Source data

[Start of Attachment]

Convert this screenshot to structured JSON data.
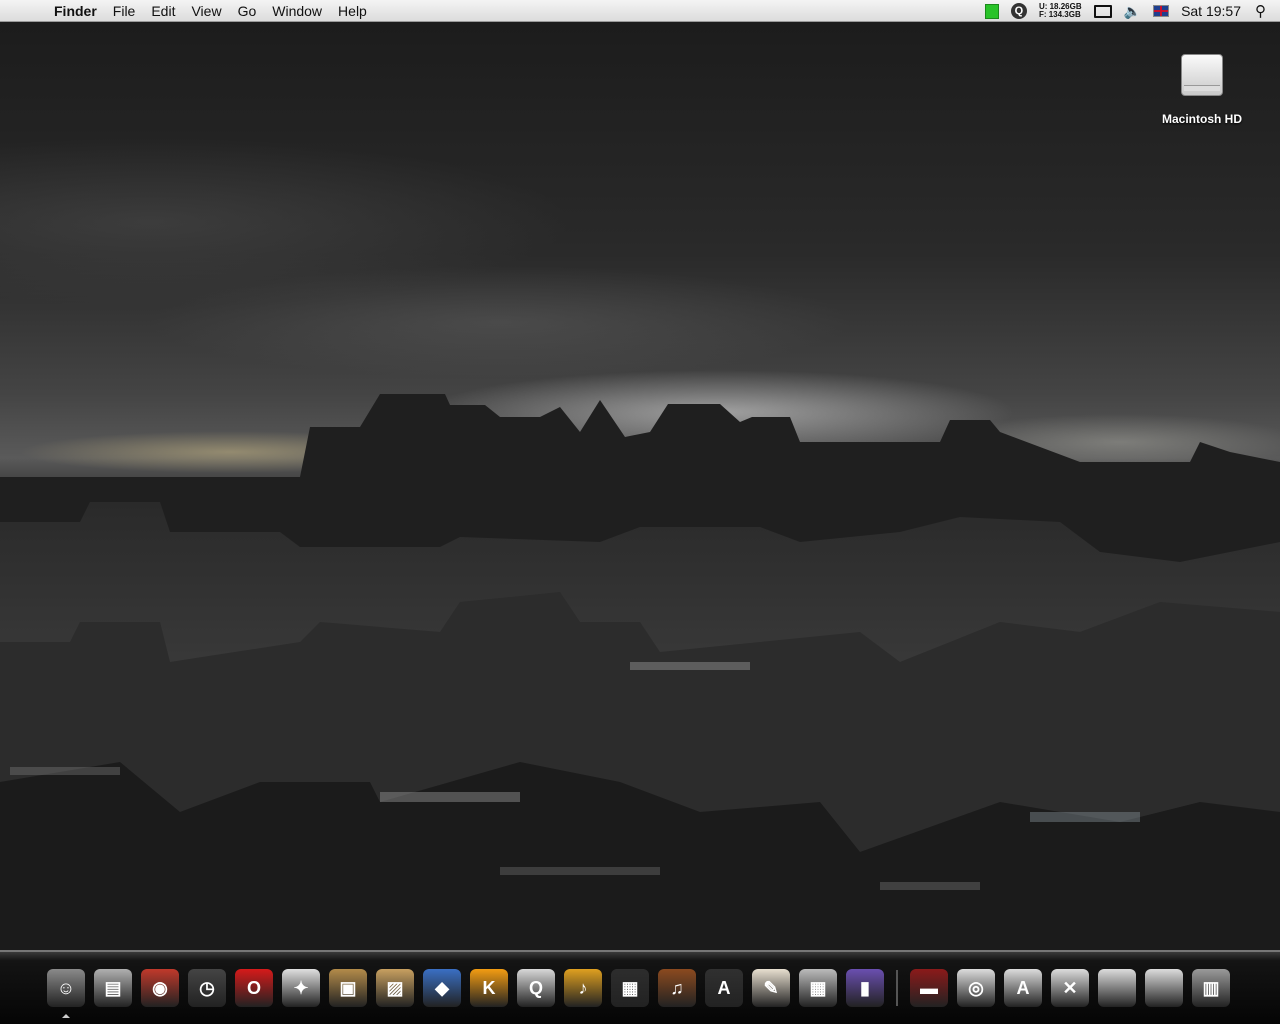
{
  "menubar": {
    "app_name": "Finder",
    "menus": [
      "File",
      "Edit",
      "View",
      "Go",
      "Window",
      "Help"
    ],
    "disk_used": "U: 18.26GB",
    "disk_free": "F: 134.3GB",
    "clock": "Sat 19:57"
  },
  "desktop": {
    "drive_label": "Macintosh HD"
  },
  "dock": {
    "items": [
      {
        "name": "finder-icon",
        "color": "#8a8a8a",
        "glyph": "☺",
        "running": true
      },
      {
        "name": "mac-pro-icon",
        "color": "#b0b0b0",
        "glyph": "▤",
        "running": false
      },
      {
        "name": "firefox-icon",
        "color": "#c0392b",
        "glyph": "◉",
        "running": false
      },
      {
        "name": "clock-icon",
        "color": "#444444",
        "glyph": "◷",
        "running": false
      },
      {
        "name": "opera-icon",
        "color": "#d61a1a",
        "glyph": "O",
        "running": false
      },
      {
        "name": "compass-icon",
        "color": "#e0e0e0",
        "glyph": "✦",
        "running": false
      },
      {
        "name": "photos-icon",
        "color": "#b38b4a",
        "glyph": "▣",
        "running": false
      },
      {
        "name": "preview-icon",
        "color": "#c8a060",
        "glyph": "▨",
        "running": false
      },
      {
        "name": "app-icon",
        "color": "#3a6fc4",
        "glyph": "◆",
        "running": false
      },
      {
        "name": "k-icon",
        "color": "#f39c12",
        "glyph": "K",
        "running": false
      },
      {
        "name": "quicktime-icon",
        "color": "#d8d8d8",
        "glyph": "Q",
        "running": false
      },
      {
        "name": "itunes-icon",
        "color": "#e0a020",
        "glyph": "♪",
        "running": false
      },
      {
        "name": "imovie-icon",
        "color": "#2d2d2d",
        "glyph": "▦",
        "running": false
      },
      {
        "name": "music-icon",
        "color": "#8b4a1f",
        "glyph": "♫",
        "running": false
      },
      {
        "name": "adium-icon",
        "color": "#303030",
        "glyph": "A",
        "running": false
      },
      {
        "name": "notes-icon",
        "color": "#e8e0d0",
        "glyph": "✎",
        "running": false
      },
      {
        "name": "calculator-icon",
        "color": "#bbbbbb",
        "glyph": "▦",
        "running": false
      },
      {
        "name": "book-icon",
        "color": "#6a4fb0",
        "glyph": "▮",
        "running": false
      },
      {
        "name": "separator",
        "color": "",
        "glyph": "",
        "running": false
      },
      {
        "name": "dictionary-icon",
        "color": "#8b1a1a",
        "glyph": "▬",
        "running": false
      },
      {
        "name": "downloads-folder-icon",
        "color": "#dcdcdc",
        "glyph": "◎",
        "running": false
      },
      {
        "name": "applications-folder-icon",
        "color": "#dcdcdc",
        "glyph": "A",
        "running": false
      },
      {
        "name": "utilities-folder-icon",
        "color": "#dcdcdc",
        "glyph": "✕",
        "running": false
      },
      {
        "name": "documents-folder-icon",
        "color": "#dcdcdc",
        "glyph": "",
        "running": false
      },
      {
        "name": "folder-icon",
        "color": "#dcdcdc",
        "glyph": "",
        "running": false
      },
      {
        "name": "trash-icon",
        "color": "#9a9a9a",
        "glyph": "▥",
        "running": false
      }
    ]
  }
}
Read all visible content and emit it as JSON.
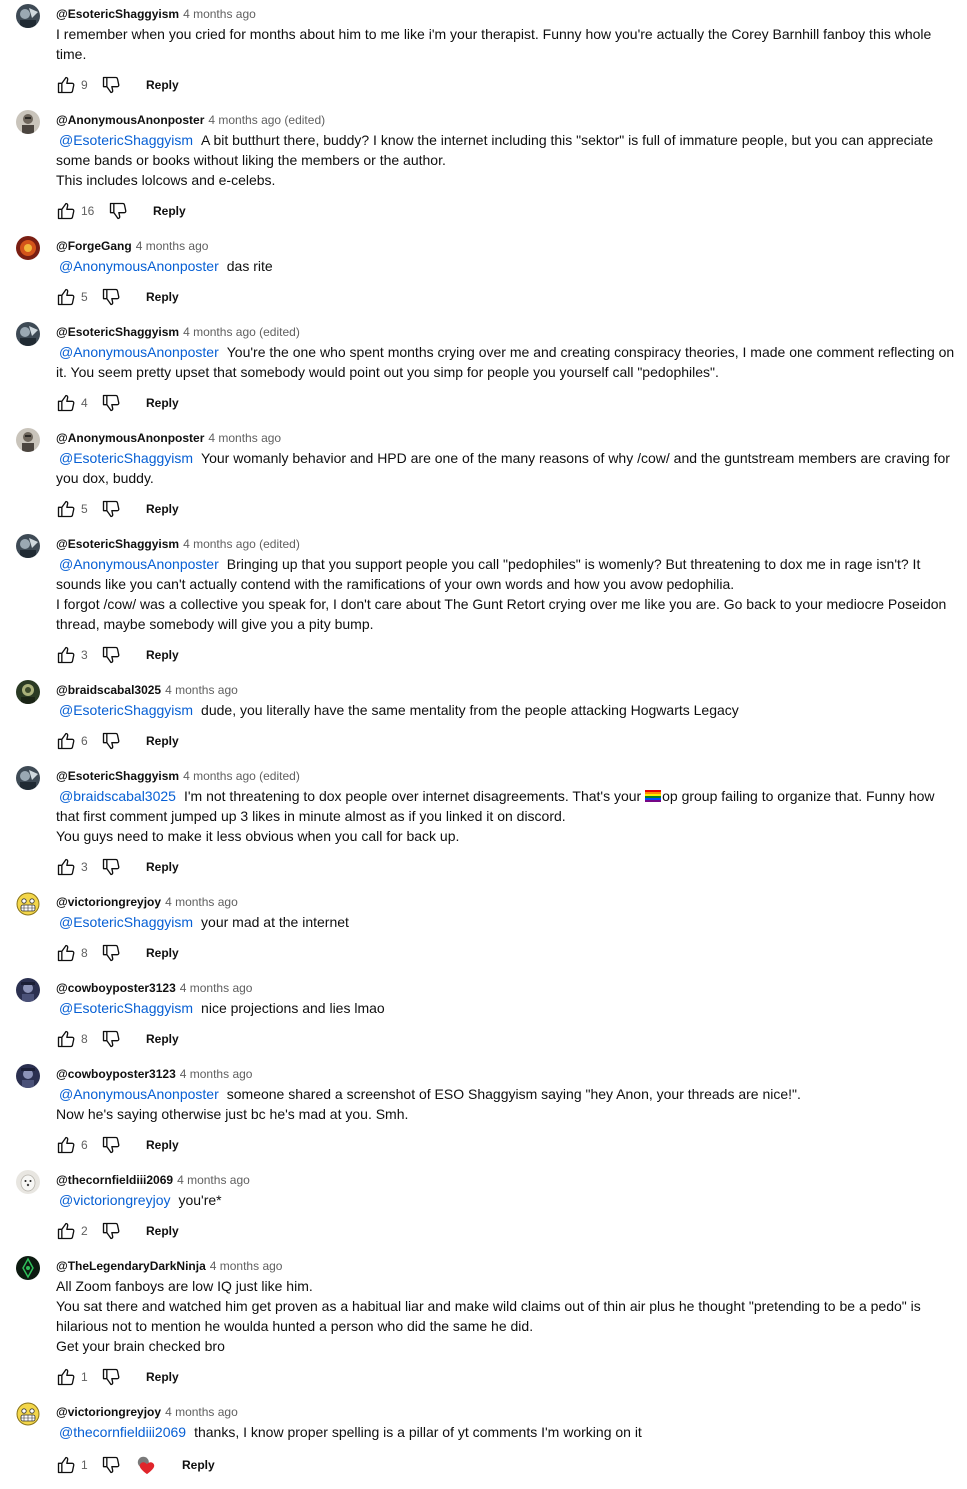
{
  "reply_label": "Reply",
  "colors": {
    "mention": "#065fd4",
    "meta": "#606060",
    "text": "#0f0f0f",
    "heart": "#e0252b"
  },
  "icons": {
    "like": "thumbs-up-icon",
    "dislike": "thumbs-down-icon",
    "creator_heart": "creator-heart-icon"
  },
  "comments": [
    {
      "author": "@EsotericShaggyism",
      "time": "4 months ago",
      "mention": "",
      "lines": [
        "I remember when you cried for months about him to me like i'm your therapist. Funny how you're actually the Corey Barnhill fanboy this whole time."
      ],
      "likes": "9"
    },
    {
      "author": "@AnonymousAnonposter",
      "time": "4 months ago (edited)",
      "mention": "@EsotericShaggyism",
      "lines": [
        "A bit butthurt there, buddy? I know the internet including this \"sektor\" is full of immature people, but you can appreciate some bands or books without liking the members or the author.",
        "This includes lolcows and e-celebs."
      ],
      "likes": "16"
    },
    {
      "author": "@ForgeGang",
      "time": "4 months ago",
      "mention": "@AnonymousAnonposter",
      "lines": [
        "das rite"
      ],
      "likes": "5"
    },
    {
      "author": "@EsotericShaggyism",
      "time": "4 months ago (edited)",
      "mention": "@AnonymousAnonposter",
      "lines": [
        "You're the one who spent months crying over me and creating conspiracy theories, I made one comment reflecting on it. You seem pretty upset that somebody would point out you simp for people you yourself call \"pedophiles\"."
      ],
      "likes": "4"
    },
    {
      "author": "@AnonymousAnonposter",
      "time": "4 months ago",
      "mention": "@EsotericShaggyism",
      "lines": [
        "Your womanly behavior and HPD are one of the many reasons of why /cow/ and the guntstream members are craving for you dox, buddy."
      ],
      "likes": "5"
    },
    {
      "author": "@EsotericShaggyism",
      "time": "4 months ago (edited)",
      "mention": "@AnonymousAnonposter",
      "lines": [
        "Bringing up that you support people you call \"pedophiles\" is womenly? But threatening to dox me in rage isn't? It sounds like you can't actually contend with the ramifications of your own words and how you avow pedophilia.",
        "I forgot /cow/ was a collective you speak for, I don't care about The Gunt Retort crying over me like you are. Go back to your mediocre Poseidon thread, maybe somebody will give you a pity bump."
      ],
      "likes": "3"
    },
    {
      "author": "@braidscabal3025",
      "time": "4 months ago",
      "mention": "@EsotericShaggyism",
      "lines": [
        "dude, you literally have the same mentality from the people attacking Hogwarts Legacy"
      ],
      "likes": "6"
    },
    {
      "author": "@EsotericShaggyism",
      "time": "4 months ago (edited)",
      "mention": "@braidscabal3025",
      "lines_pre": "I'm not threatening to dox people over internet disagreements. That's your ",
      "lines_post": "op group failing to organize that. Funny how that first comment jumped up 3 likes in minute almost as if you linked it on discord.",
      "lines": [
        "You guys need to make it less obvious when you call for back up."
      ],
      "likes": "3"
    },
    {
      "author": "@victoriongreyjoy",
      "time": "4 months ago",
      "mention": "@EsotericShaggyism",
      "lines": [
        "your mad at the internet"
      ],
      "likes": "8"
    },
    {
      "author": "@cowboyposter3123",
      "time": "4 months ago",
      "mention": "@EsotericShaggyism",
      "lines": [
        "nice projections and lies lmao"
      ],
      "likes": "8"
    },
    {
      "author": "@cowboyposter3123",
      "time": "4 months ago",
      "mention": "@AnonymousAnonposter",
      "lines": [
        "someone shared a screenshot of ESO Shaggyism saying \"hey Anon, your threads are nice!\".",
        "Now he's saying otherwise just bc he's mad at you. Smh."
      ],
      "likes": "6"
    },
    {
      "author": "@thecornfieldiii2069",
      "time": "4 months ago",
      "mention": "@victoriongreyjoy",
      "lines": [
        "you're*"
      ],
      "likes": "2"
    },
    {
      "author": "@TheLegendaryDarkNinja",
      "time": "4 months ago",
      "mention": "",
      "lines": [
        "All Zoom fanboys are low IQ just like him.",
        "You sat there and watched him get proven as a habitual liar and make wild claims out of thin air plus he thought \"pretending to be a pedo\" is hilarious not to mention he woulda hunted a person who did the same he did.",
        "Get your brain checked bro"
      ],
      "likes": "1"
    },
    {
      "author": "@victoriongreyjoy",
      "time": "4 months ago",
      "mention": "@thecornfieldiii2069",
      "lines": [
        "thanks, I know proper spelling is a pillar of yt comments I'm working on it"
      ],
      "likes": "1",
      "creator_heart": true
    }
  ]
}
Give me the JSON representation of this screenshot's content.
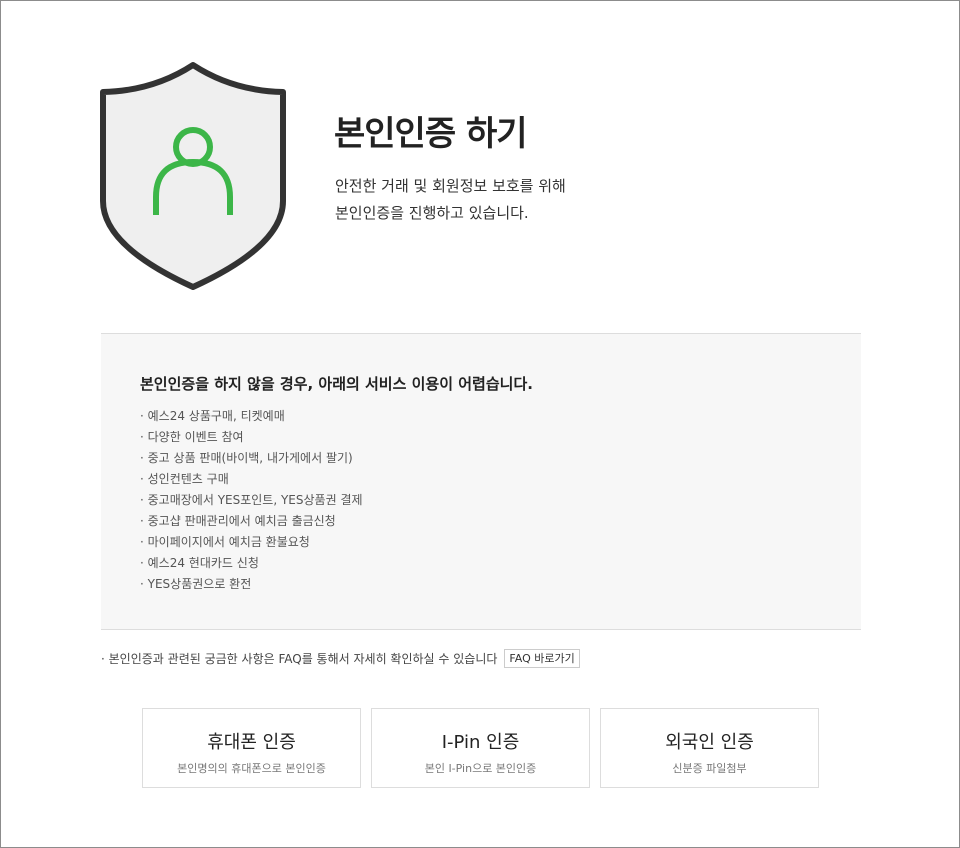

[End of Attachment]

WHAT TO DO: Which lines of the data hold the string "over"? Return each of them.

TASK RESPONSE:
        "You're the one who spent months crying over me and creating conspiracy theories, I made one comment reflecting on it. You seem pretty upset that somebody would point out you simp for people you yourself call \"pedophiles\"."
        "I forgot /cow/ was a collective you speak for, I don't care about The Gunt Retort crying over me like you are. Go back to your mediocre Poseidon thread, maybe somebody will give you a pity bump."
      "lines_pre": "I'm not threatening to dox people over internet disagreements. That's your ",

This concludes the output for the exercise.